Even though many of us are still struggling with remembering to write 2015 and not 2014, we may already have a winner for the biggest hack of the New Year. That unfortunate distinction falls on the Indianapolis, IN-based Anthem, Inc. Anthem, the nation’s second-biggest health insurer, has announced a data breach which could affect a truly staggering 80 million people.
Anthem believes the names, birthdays, addresses and Social Security numbers of current and former customers, as well as employees, were exposed by the breach. At this time, the insurer doesn’t believe hackers were able to gain access to sensitive medical records or credit card or bank account numbers.
The investigation into the mega-breach is still ongoing, so the number of people affected – as well as what was nabbed – could fluctuate. Still, Anthem has already admitted it’s likely that “tens of millions” of records were stolen so it’s doubtful this whole thing is being blown out of proportion. If that 80 million figure turns out to be true, it would top many of the other high-profile, headline-grabbing hacks from the last few years. For example, the J.P. Morgan breach compromised contact information for about 76 million households and Target’s cyberattack affected 40 million payment cards.
If you only look at the healthcare industry, then the Anthem breach becomes essentially unprecedented in magnitude. It dwarfs the previous largest confirmed hacker theft in the healthcare sphere, which was last year’s digital break-in at Community Health Systems, Inc., a hospital operator. That breach involved the records of 4.5 million customers.
The breach has been called “sophisticated” in The Wall Street Journal by security experts and the prevailing theory is that those responsible made use of specialized, “very advanced” techniques instead of more readily available tools.
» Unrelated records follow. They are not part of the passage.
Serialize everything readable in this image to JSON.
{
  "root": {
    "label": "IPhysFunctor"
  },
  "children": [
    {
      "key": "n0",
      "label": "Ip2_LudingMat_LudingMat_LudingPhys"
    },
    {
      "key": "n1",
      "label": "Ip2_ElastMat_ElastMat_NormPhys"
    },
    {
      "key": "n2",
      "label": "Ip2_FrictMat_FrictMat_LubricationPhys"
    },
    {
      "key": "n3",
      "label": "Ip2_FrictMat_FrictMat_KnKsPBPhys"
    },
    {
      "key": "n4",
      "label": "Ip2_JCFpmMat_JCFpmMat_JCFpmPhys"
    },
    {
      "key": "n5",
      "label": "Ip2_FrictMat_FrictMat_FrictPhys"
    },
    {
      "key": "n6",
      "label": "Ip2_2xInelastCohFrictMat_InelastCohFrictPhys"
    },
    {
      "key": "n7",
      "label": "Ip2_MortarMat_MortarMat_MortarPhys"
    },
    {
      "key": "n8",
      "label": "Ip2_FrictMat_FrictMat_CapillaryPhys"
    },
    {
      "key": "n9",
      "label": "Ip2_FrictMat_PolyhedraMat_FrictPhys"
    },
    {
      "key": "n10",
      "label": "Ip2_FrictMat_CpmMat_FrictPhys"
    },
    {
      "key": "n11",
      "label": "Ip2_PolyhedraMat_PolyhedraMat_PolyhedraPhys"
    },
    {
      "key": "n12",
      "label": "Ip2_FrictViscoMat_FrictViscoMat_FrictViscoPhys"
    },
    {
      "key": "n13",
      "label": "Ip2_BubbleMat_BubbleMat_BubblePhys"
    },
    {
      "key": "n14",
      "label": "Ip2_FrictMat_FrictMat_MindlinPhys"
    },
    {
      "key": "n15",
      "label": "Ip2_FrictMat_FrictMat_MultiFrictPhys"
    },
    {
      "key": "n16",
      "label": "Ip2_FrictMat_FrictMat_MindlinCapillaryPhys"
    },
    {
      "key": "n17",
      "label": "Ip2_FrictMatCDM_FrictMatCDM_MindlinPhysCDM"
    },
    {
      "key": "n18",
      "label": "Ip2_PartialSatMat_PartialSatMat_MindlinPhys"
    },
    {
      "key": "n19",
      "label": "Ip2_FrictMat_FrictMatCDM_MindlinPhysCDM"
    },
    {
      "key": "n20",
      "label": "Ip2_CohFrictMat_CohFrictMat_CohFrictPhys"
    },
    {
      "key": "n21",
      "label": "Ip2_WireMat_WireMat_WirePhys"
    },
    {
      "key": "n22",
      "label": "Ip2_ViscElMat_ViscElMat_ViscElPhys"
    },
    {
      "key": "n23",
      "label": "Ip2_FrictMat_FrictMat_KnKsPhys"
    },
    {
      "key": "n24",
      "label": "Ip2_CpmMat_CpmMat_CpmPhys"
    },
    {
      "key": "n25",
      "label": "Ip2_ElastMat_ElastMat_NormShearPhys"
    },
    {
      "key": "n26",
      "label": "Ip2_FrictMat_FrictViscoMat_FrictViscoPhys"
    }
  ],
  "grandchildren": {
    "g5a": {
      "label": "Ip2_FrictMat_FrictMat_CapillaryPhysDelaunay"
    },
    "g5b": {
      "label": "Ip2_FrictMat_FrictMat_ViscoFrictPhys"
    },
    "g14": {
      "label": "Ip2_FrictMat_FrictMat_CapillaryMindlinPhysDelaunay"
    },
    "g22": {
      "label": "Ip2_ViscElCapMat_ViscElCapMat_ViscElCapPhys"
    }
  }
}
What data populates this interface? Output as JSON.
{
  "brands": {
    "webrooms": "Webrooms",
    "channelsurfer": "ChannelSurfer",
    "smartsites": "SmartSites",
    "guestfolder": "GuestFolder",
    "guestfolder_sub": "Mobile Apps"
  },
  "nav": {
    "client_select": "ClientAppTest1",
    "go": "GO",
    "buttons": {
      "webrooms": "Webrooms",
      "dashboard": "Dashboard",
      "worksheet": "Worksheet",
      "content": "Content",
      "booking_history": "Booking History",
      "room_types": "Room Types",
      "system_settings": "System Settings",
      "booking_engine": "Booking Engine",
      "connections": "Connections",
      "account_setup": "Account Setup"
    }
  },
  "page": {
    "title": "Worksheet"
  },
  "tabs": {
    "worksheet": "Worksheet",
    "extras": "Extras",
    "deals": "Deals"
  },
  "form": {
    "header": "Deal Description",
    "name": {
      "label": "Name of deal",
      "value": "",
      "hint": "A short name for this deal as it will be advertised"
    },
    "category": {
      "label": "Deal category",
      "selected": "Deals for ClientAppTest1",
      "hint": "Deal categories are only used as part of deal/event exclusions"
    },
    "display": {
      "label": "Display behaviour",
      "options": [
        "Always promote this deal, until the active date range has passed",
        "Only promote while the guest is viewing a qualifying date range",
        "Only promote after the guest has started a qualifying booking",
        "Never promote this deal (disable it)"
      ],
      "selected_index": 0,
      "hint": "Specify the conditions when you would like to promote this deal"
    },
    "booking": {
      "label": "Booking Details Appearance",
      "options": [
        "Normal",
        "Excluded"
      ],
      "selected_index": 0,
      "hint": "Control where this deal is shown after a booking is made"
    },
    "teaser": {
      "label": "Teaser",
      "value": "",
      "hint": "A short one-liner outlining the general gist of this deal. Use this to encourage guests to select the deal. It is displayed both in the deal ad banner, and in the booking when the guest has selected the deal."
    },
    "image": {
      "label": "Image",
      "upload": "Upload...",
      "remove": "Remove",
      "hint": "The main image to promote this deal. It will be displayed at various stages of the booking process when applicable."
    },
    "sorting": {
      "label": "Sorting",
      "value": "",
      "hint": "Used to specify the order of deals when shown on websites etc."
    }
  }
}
That means this probably wasn’t just any garden variety band of hackers.
There’s some speculation right now that both the Community and the Anthem breaches originated from the same place: China. According to MSN, a few security pros are kicking the tires on the idea that the Anthem breach was really part of a state-sponsored effort to uncover personal info on US defense contractors, but nothing has been confirmed.
Of course, there’s always the possibility this attack had less-nefarious motives behind it and was simply done for the money. Medical records can fetch a pretty penny on the black market. In fact, they’re even more valuable than certain financial records. According to some estimates provided by NPR, medical records could net a hacker $40-50, while credit card account information may only be worth $4-5.
That could put a giant bulls-eye directly on any organization tied into healthcare, making proper and hardened IT security an even more critical concern for the vertical. The Federal Government is so interested in security that it’s a core part of its recent strategic Healthcare IT plan for 2015-2020. A no-cost security architecture consultation from Arraya can help you secure weaknesses before they can be exploited by hackers. Speak to your Arraya Solutions Account Executive to hear more or click here to set-up your free consultation.